there’s even a 1p charge for the bit of paper we write the bill on!
Talking of harvest, last Sunday was Harvest Thanksgiving here. There had been a plea for money with envelopes for donations being delivered to all and sundry, then on Sunday each group processed in turn to the front of the church and the pastor announced how much they’d contributed. I had to go up with the group from the hospital, very embarrassing, especially doing the soft shoe shuffle they perform as they make their way slowly down the aisle! The final total was 440,000 francs (around £440) – an astonishing sum given that a “good” salary here can be as little as 10,000 francs a month. The money will be used for refurbishment of the church.

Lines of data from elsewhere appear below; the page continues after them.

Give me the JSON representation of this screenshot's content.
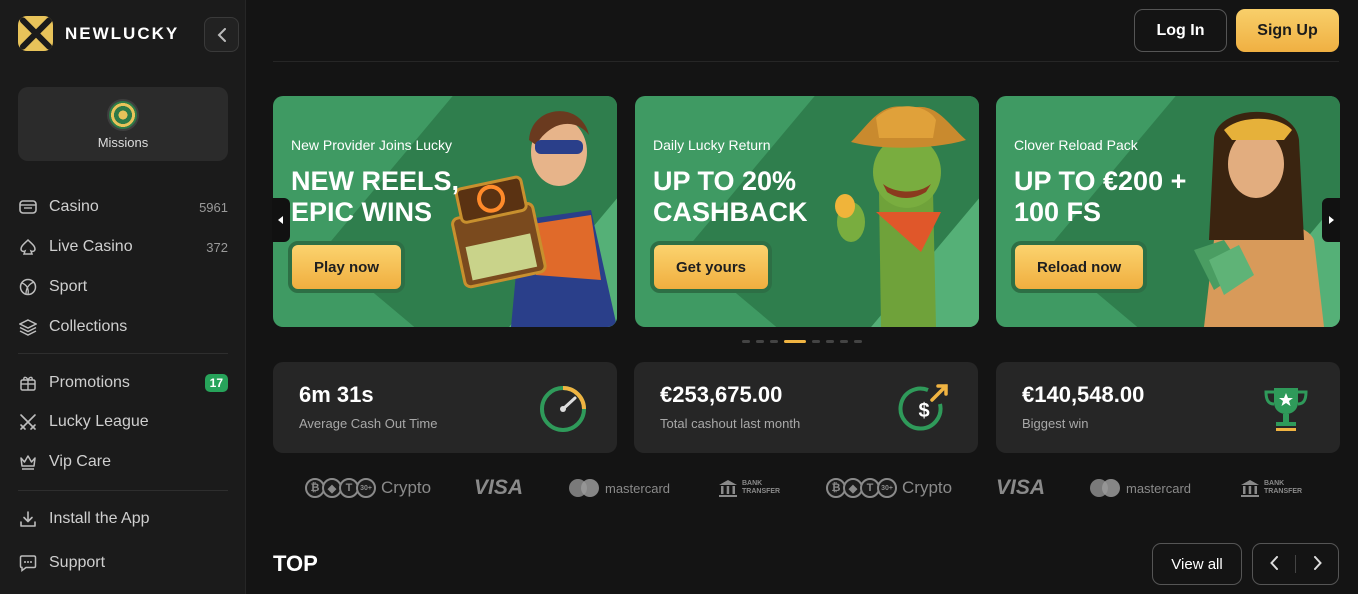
{
  "brand": {
    "name": "NEWLUCKY"
  },
  "sidebar": {
    "collapse_icon": "chevron-left-icon",
    "missions": {
      "label": "Missions",
      "icon": "target-icon"
    },
    "nav_primary": [
      {
        "label": "Casino",
        "count": "5961",
        "icon": "slot-icon"
      },
      {
        "label": "Live Casino",
        "count": "372",
        "icon": "club-icon"
      },
      {
        "label": "Sport",
        "count": "",
        "icon": "ball-icon"
      },
      {
        "label": "Collections",
        "count": "",
        "icon": "layers-icon"
      }
    ],
    "nav_secondary": [
      {
        "label": "Promotions",
        "badge": "17",
        "icon": "gift-icon"
      },
      {
        "label": "Lucky League",
        "icon": "swords-icon"
      },
      {
        "label": "Vip Care",
        "icon": "crown-icon"
      }
    ],
    "nav_tertiary": [
      {
        "label": "Install the App",
        "icon": "download-icon"
      },
      {
        "label": "Support",
        "icon": "chat-icon"
      }
    ]
  },
  "header": {
    "login": "Log In",
    "signup": "Sign Up"
  },
  "banners": [
    {
      "subtitle": "New Provider Joins Lucky",
      "headline": "NEW REELS, EPIC WINS",
      "cta": "Play now"
    },
    {
      "subtitle": "Daily Lucky Return",
      "headline": "UP TO 20% CASHBACK",
      "cta": "Get yours"
    },
    {
      "subtitle": "Clover Reload Pack",
      "headline": "UP TO €200 + 100 FS",
      "cta": "Reload now"
    }
  ],
  "carousel": {
    "dot_count": 8,
    "active_index": 3
  },
  "stats": [
    {
      "value": "6m 31s",
      "label": "Average Cash Out Time",
      "icon": "gauge-icon"
    },
    {
      "value": "€253,675.00",
      "label": "Total cashout last month",
      "icon": "dollar-arrow-icon"
    },
    {
      "value": "€140,548.00",
      "label": "Biggest win",
      "icon": "trophy-icon"
    }
  ],
  "payments": {
    "crypto": "Crypto",
    "crypto_more": "30+",
    "visa": "VISA",
    "mastercard": "mastercard",
    "bank_line1": "BANK",
    "bank_line2": "TRANSFER"
  },
  "section": {
    "title": "TOP",
    "view_all": "View all"
  },
  "colors": {
    "accent": "#f0b442",
    "green": "#3f9a63",
    "badge": "#27a35a",
    "background": "#141414"
  }
}
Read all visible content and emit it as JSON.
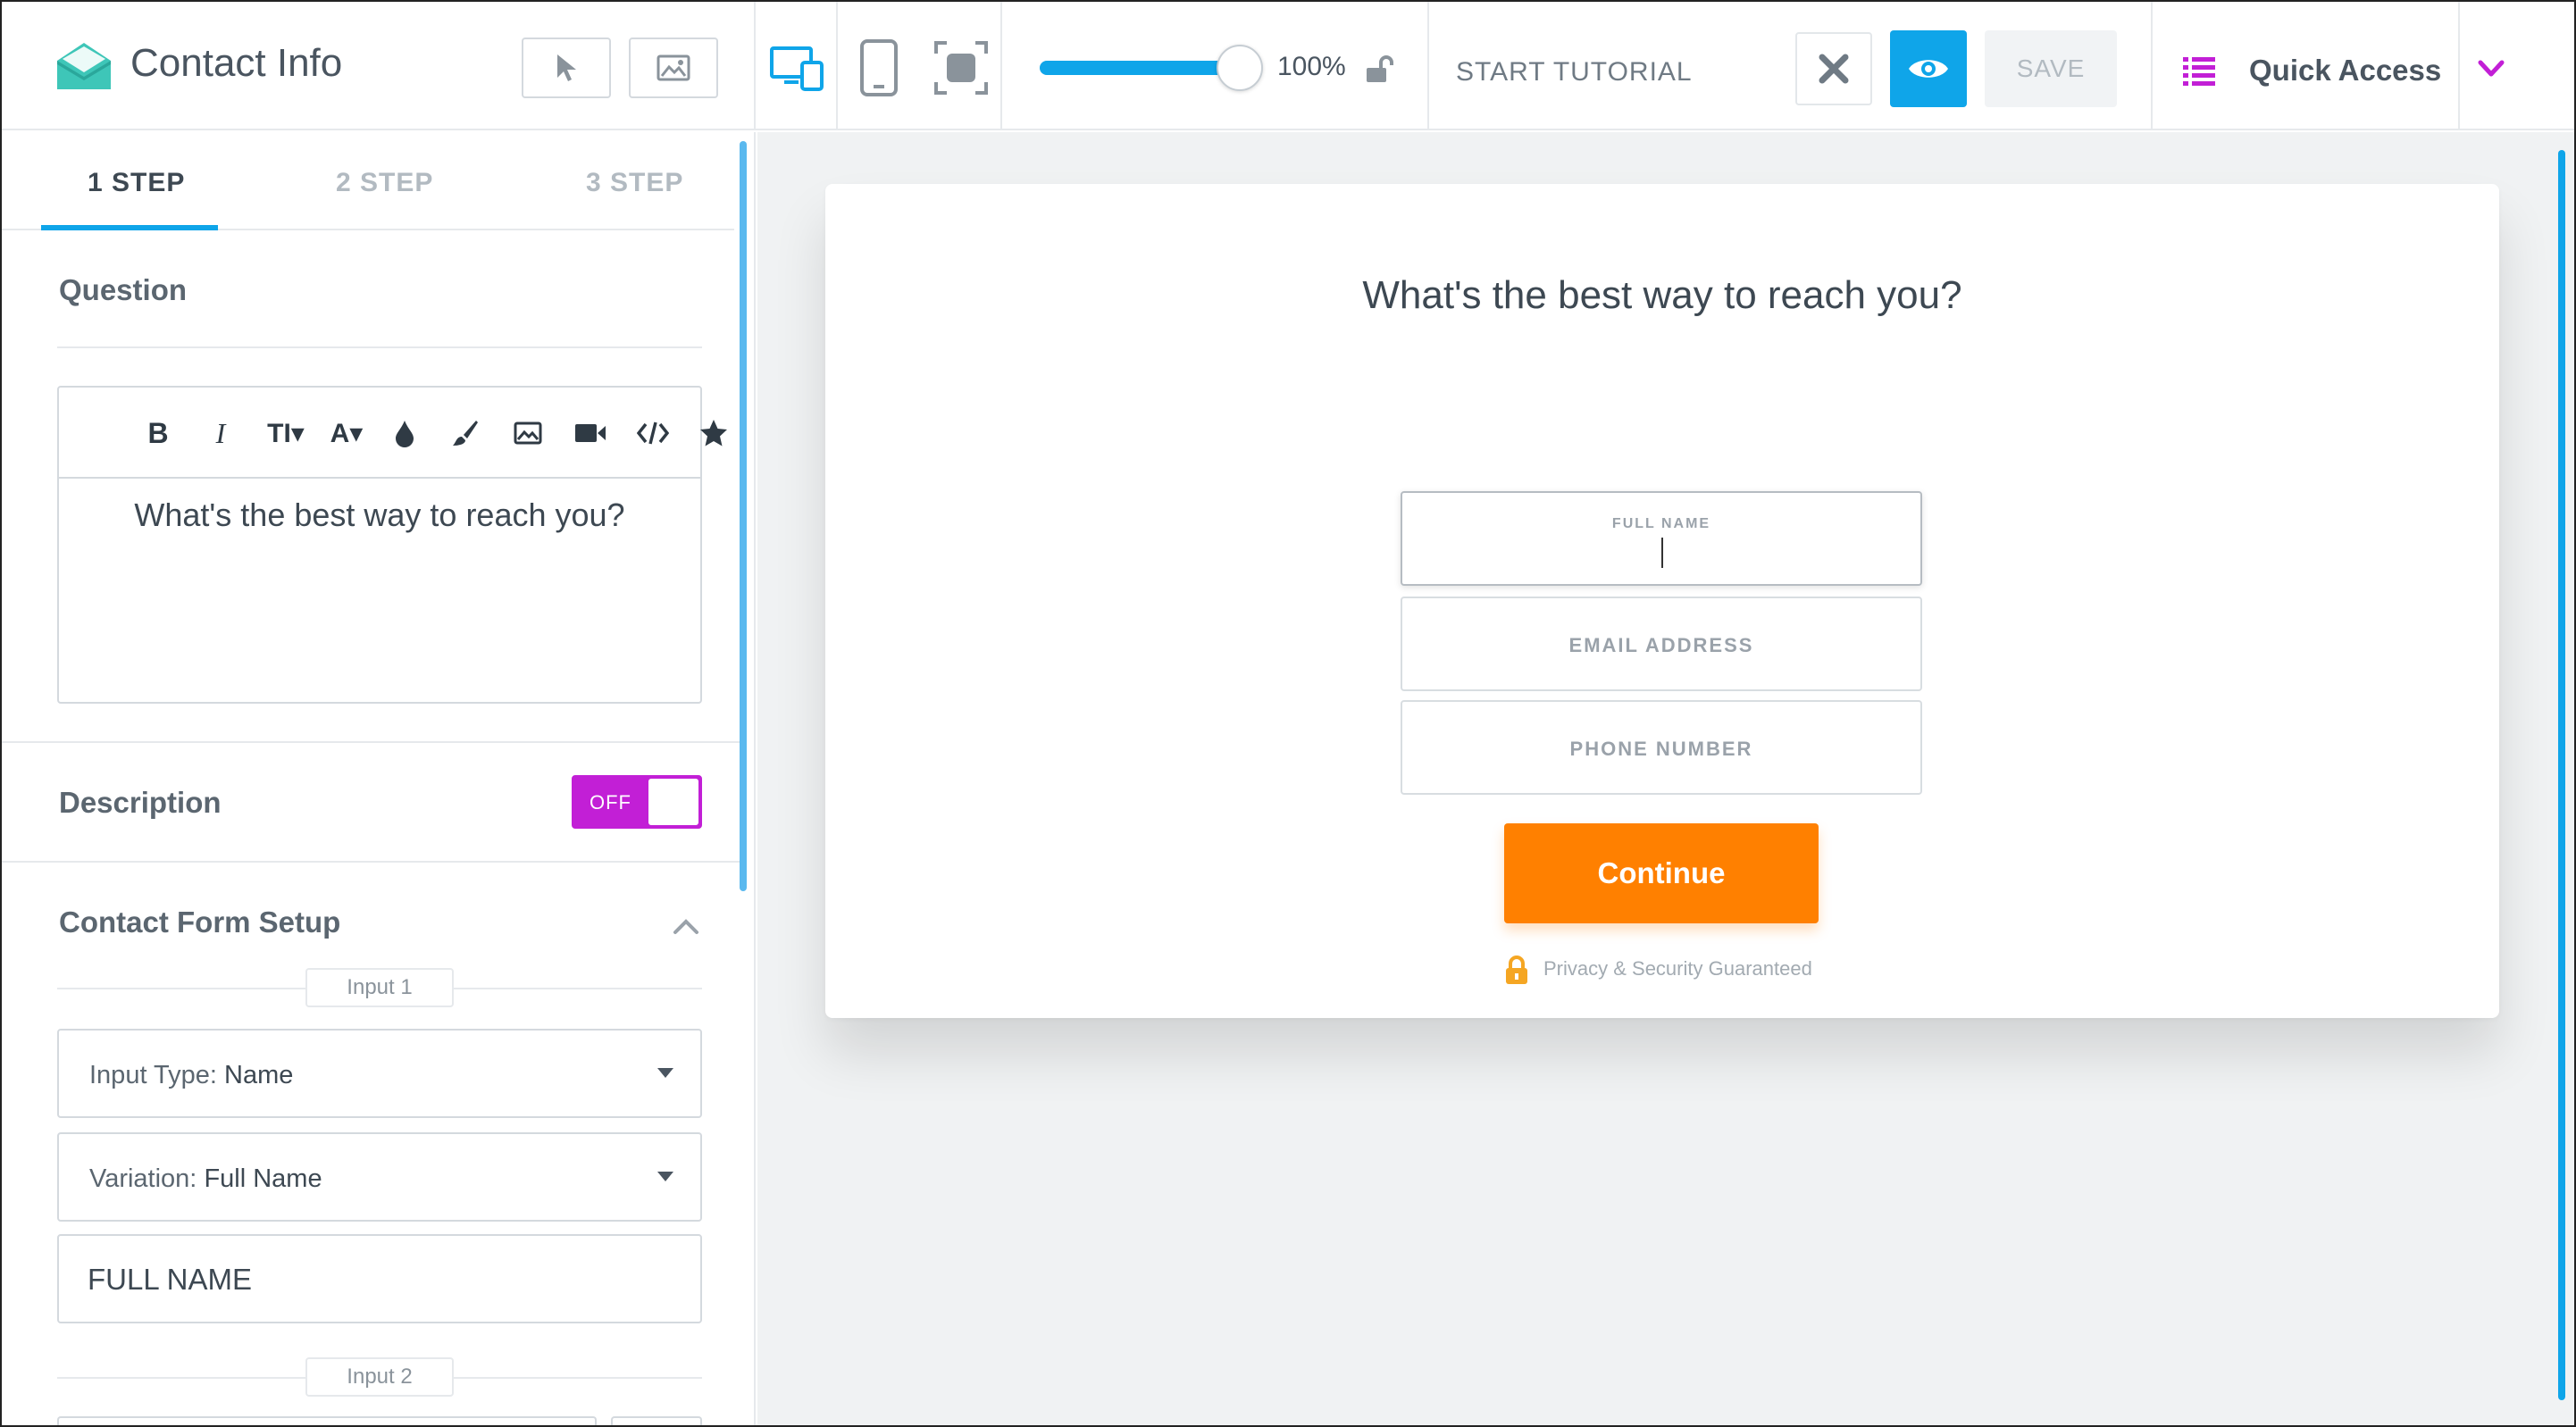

The Cameroonians love a fête and 1st May is no exception. Normally employers pay for their staff to have a tee-shirt for the day and for transport to the nearest big town for the "défilé", but the UEBC (our employer) said they couldn't afford it this year so we had a simple get together of the staff here in Zidim - food, drink and dancing, all very jolly. Anne even had a go at carrying a heavy pot as the African women do – on her head (see photo). Highlight was when the newly appointed hospital administrator, Michel who is normally a very sedate dignified guy, wanted to celebrate his new post “Grand Prix” style. Since there was no champagne, a bottle of beer was used instead – very messy! Since 1st May was a Thursday and close to the weekend, Friday becomes a public holiday as
well – it’s written in the law here, according to God Damn!
There’s been a bit of a change in the weather with signs that the rainy season will be with us soon. On three occasions we have had torrential rain preceded by very strong winds. Although not much, it has been enough to encourage shoots to appear on trees and bushes. There are even some patches of green where the grass is beginning to grow again. A variety of exotic birds can be seen now – we’ve asked our daughter, Shona, to bring a book on West African birds with her when she comes next month. We have also had a taste of how quickly the dirt road can become a quagmire – soon the shortest route (all 23 Km of it) to the main tarmac road for Maroua will become impassable.
Finally, I really think I could have a career here as a handyman. Our girls will tell you that DIY stands for Destroy It Yourself. Well, the attached photos show some random “professional” repairs around our house; door catches made from bent nails and Anne’s repaired basin. Think I could do as good a job!